Dated 1936, around the time the Leprosy Settlement was completed, the banknote was for use within the settlement only. This currency was presumably introduced due to concerns from the general public about catching leprosy from banknotes previously used by lepers.
This reminded me of events during my time in Yemen in the mid 1980s. I was working with a well known international bank in the northern Yemeni city of Taiz.
A short distance outside Taiz was a ‘leper colony’ known as the City of Light. It was run by nuns from the Missionaries of Charity, an organization founded by Mother Teresa.
Some expatriate women in the capital, Sanaa had collected various items to be donated to the City of Light and sent them down to Taiz asking whether the bank could deliver them.
I was assigned the job of dropping off these donated goods. I was met by a nice looking Indian nun in her early twenties. She showed me around the settlement which comprised a surgery, hospital wards, accommodation blocks and so on.
It was fairly basic but clean and well looked after. I was so impressed by the dedication of the nuns. She told me that her assignment in Yemen was to be for 10 years without leave, following which she would be entitled to a holiday back in India.
Was she not scared of contracting the disease, I asked? She said leprosy is caused by bacteria and spreads like the common cold but it is much less infectious and one would need to live in an infected area for years to run the risk of catching it. Yes, she would be living among them for 10 years but God would protect her. I hope He did.
I never complained again about my working conditions in Yemen after meeting her.

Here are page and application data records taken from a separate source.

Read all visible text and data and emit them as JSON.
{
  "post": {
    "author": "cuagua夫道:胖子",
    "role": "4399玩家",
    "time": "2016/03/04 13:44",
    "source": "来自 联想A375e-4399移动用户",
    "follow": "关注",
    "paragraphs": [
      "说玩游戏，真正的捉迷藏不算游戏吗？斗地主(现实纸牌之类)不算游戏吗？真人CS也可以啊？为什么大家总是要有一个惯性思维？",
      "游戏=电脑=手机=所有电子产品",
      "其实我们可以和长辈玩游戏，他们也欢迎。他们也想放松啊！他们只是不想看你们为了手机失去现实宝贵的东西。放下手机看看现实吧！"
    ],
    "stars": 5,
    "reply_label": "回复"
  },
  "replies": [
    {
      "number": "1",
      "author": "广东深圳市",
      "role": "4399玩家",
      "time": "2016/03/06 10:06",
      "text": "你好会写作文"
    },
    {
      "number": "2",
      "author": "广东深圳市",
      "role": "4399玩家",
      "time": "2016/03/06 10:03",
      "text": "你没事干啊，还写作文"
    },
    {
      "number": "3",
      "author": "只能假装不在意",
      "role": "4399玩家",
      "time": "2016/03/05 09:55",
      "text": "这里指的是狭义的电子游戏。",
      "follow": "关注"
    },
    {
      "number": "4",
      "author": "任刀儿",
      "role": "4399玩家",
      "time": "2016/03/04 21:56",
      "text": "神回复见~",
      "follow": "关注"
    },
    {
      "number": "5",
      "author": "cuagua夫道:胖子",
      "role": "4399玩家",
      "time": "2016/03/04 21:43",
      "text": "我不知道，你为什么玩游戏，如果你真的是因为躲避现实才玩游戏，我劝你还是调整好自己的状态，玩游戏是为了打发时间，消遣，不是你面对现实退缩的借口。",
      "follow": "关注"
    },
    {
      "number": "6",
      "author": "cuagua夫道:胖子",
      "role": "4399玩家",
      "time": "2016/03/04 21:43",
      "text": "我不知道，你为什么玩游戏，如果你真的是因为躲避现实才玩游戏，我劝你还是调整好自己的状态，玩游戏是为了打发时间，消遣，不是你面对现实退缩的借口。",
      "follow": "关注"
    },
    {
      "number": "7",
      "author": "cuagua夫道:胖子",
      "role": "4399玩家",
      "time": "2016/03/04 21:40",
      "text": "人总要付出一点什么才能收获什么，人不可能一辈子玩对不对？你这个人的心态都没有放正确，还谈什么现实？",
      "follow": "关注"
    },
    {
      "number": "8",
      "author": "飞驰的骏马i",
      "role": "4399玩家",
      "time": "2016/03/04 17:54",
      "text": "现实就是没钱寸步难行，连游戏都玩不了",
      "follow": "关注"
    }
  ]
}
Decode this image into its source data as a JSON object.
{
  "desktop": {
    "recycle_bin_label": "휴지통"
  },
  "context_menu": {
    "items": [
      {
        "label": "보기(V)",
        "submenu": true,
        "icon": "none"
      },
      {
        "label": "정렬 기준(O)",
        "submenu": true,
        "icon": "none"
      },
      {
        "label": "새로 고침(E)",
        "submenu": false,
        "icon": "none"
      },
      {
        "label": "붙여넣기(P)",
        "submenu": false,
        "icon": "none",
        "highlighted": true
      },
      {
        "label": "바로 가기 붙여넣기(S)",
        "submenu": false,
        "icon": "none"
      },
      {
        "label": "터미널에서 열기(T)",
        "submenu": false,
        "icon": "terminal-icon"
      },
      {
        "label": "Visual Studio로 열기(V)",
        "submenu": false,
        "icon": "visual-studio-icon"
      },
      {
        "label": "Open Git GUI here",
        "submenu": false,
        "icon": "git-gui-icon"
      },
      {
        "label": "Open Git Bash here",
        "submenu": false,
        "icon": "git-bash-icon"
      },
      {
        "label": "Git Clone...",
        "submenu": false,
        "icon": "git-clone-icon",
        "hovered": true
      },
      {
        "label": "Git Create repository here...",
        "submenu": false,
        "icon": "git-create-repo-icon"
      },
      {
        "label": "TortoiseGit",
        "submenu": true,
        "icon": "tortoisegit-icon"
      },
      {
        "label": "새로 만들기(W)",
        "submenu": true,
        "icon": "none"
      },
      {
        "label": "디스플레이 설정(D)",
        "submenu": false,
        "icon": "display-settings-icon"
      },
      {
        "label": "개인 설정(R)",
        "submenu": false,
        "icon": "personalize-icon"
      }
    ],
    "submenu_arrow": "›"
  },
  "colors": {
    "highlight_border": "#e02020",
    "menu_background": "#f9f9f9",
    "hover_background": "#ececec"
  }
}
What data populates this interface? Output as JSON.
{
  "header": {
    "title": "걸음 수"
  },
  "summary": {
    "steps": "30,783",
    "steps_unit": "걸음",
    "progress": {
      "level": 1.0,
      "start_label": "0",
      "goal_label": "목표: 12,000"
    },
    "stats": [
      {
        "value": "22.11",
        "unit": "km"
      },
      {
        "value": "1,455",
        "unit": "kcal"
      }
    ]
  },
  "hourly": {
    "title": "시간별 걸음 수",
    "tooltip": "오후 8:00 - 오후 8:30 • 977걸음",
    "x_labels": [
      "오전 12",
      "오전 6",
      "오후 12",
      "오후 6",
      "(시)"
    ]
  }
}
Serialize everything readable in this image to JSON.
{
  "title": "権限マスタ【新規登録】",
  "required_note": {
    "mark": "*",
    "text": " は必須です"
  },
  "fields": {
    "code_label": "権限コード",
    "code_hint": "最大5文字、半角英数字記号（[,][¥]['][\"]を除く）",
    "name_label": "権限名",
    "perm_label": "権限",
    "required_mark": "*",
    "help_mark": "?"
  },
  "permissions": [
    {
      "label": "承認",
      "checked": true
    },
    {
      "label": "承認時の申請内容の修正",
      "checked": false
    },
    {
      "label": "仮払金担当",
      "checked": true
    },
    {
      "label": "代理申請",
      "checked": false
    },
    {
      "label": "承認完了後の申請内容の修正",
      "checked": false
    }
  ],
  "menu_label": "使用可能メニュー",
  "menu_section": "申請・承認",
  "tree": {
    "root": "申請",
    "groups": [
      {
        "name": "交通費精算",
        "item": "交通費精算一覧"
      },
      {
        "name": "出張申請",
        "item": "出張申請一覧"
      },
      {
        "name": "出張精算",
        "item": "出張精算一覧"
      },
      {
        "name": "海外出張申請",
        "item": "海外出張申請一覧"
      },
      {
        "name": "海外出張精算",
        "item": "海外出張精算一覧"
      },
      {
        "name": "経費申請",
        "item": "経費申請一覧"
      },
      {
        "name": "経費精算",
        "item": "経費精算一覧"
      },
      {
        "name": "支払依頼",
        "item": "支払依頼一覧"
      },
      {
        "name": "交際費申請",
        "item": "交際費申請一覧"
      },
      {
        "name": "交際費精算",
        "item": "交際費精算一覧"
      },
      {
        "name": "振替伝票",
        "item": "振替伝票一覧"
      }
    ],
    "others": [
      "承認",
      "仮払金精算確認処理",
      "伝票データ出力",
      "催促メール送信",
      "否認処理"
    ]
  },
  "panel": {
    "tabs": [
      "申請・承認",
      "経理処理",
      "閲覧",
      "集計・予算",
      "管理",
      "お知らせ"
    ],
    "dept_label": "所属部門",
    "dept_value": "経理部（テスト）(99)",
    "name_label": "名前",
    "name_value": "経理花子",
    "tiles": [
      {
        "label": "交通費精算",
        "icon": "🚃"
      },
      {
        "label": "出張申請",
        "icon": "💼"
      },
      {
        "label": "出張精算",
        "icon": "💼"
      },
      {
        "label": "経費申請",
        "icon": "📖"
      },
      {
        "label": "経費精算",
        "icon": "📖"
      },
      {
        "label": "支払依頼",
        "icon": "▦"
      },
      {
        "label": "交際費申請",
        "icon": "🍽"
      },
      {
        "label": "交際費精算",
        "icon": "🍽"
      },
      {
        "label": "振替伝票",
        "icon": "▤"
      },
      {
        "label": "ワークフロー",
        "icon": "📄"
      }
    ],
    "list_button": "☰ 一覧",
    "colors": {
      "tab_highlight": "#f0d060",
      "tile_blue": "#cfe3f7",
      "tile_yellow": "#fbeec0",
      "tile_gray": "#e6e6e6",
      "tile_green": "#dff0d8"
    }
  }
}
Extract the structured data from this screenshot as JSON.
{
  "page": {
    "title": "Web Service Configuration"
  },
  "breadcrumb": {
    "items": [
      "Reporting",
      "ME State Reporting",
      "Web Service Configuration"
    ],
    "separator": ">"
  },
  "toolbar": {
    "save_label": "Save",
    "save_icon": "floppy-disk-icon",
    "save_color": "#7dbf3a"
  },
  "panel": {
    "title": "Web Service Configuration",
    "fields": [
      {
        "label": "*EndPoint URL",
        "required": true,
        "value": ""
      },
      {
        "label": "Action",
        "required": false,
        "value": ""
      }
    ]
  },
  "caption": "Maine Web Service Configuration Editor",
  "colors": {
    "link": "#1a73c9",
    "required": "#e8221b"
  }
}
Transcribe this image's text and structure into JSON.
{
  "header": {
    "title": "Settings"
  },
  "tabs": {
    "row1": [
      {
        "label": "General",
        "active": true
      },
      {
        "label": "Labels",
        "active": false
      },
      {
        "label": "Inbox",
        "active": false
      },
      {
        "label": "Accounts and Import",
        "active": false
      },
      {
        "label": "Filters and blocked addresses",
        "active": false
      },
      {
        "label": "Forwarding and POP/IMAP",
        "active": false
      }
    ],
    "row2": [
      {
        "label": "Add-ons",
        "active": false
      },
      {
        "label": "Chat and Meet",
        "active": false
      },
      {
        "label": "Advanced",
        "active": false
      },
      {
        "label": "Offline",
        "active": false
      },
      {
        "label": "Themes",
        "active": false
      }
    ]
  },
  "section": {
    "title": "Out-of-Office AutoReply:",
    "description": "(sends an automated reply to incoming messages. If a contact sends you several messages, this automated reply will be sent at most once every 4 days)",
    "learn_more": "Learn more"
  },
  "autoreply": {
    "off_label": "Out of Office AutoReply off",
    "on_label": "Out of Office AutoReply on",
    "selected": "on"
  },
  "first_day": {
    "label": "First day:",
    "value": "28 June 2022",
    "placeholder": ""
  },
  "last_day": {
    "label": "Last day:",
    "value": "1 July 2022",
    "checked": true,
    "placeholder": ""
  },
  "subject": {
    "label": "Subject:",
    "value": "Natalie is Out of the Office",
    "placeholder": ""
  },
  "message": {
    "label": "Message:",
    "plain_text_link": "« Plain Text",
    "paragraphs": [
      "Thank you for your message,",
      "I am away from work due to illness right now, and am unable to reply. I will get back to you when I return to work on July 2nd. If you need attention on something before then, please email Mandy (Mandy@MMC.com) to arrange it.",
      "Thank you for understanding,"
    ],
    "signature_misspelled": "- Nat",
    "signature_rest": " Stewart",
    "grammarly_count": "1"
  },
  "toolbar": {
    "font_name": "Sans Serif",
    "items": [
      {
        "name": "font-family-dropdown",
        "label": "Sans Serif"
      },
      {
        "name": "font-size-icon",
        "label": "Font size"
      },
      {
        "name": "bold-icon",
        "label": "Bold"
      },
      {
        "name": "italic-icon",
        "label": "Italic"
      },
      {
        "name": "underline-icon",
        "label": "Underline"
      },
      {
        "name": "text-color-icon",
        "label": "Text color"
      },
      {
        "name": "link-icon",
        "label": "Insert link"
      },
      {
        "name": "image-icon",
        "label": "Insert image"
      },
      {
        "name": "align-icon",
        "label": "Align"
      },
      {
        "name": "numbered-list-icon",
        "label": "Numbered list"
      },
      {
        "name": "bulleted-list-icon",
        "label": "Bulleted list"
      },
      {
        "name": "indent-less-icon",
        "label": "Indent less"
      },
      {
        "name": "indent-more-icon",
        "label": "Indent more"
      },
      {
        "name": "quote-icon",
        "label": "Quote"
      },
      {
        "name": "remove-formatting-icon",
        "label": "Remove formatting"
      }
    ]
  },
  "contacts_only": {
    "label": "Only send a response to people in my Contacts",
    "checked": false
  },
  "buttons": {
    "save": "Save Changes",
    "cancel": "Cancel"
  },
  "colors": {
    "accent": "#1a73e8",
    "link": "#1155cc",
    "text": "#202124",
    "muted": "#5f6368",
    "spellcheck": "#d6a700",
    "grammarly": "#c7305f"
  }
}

A few weeks later she came to the bank with a colleague and one her patients, a leper, who wanted to open a bank account. This man took a grimy bundle of banknotes from his pocket and deposited them on the counter. The chief cashier at the bank eyed them suspiciously as if expecting to find some body parts stuck to them. He was most reluctant to count the money but eventually agreed when the nun explained that there was no risk of catching leprosy from them. I told the chief cashier to set the notes aside and give them to that obnoxious Egyptian teacher when he next comes in to withdraw cash. (Only joking! – don’t want to have to appear before a Senate Committee to explain my actions.)
The nun also was carrying a letter from Mother Teresa who had been informed of the visit from the bank. The letter requested (actually, more like instructed) the bank to make a donation towards the running costs of the City of Light. Mother Teresa was known for her no-nonsense approach to fund raising, a skill which enabled her to help many more unfortunate souls than would otherwise have been possible.
Faced with this direct approach from a world-respected celebrity saint-to-be, my manager caved in and agreed to make a reasonable, if not over-generous, donation from bank coffers.
What a shame I never kept the letter. It’s probably lying in a forgotten archive somewhere, or in a Yemeni landfill.
According to reports, Mother Teresa, who passed away in 1997, achieved beatification in 2003 and needs evidence of having performed a miracle before she can proceed to canonization (sainthood). Perhaps getting a donation from the bank could be considered a miracle?
P.S. According to a somewhat bizarre news report, scientists have established that leprosy has been spread in the southern United States by people eating undercooked meat from the nine banded armadillo. Serves them right for eating such a cute creature!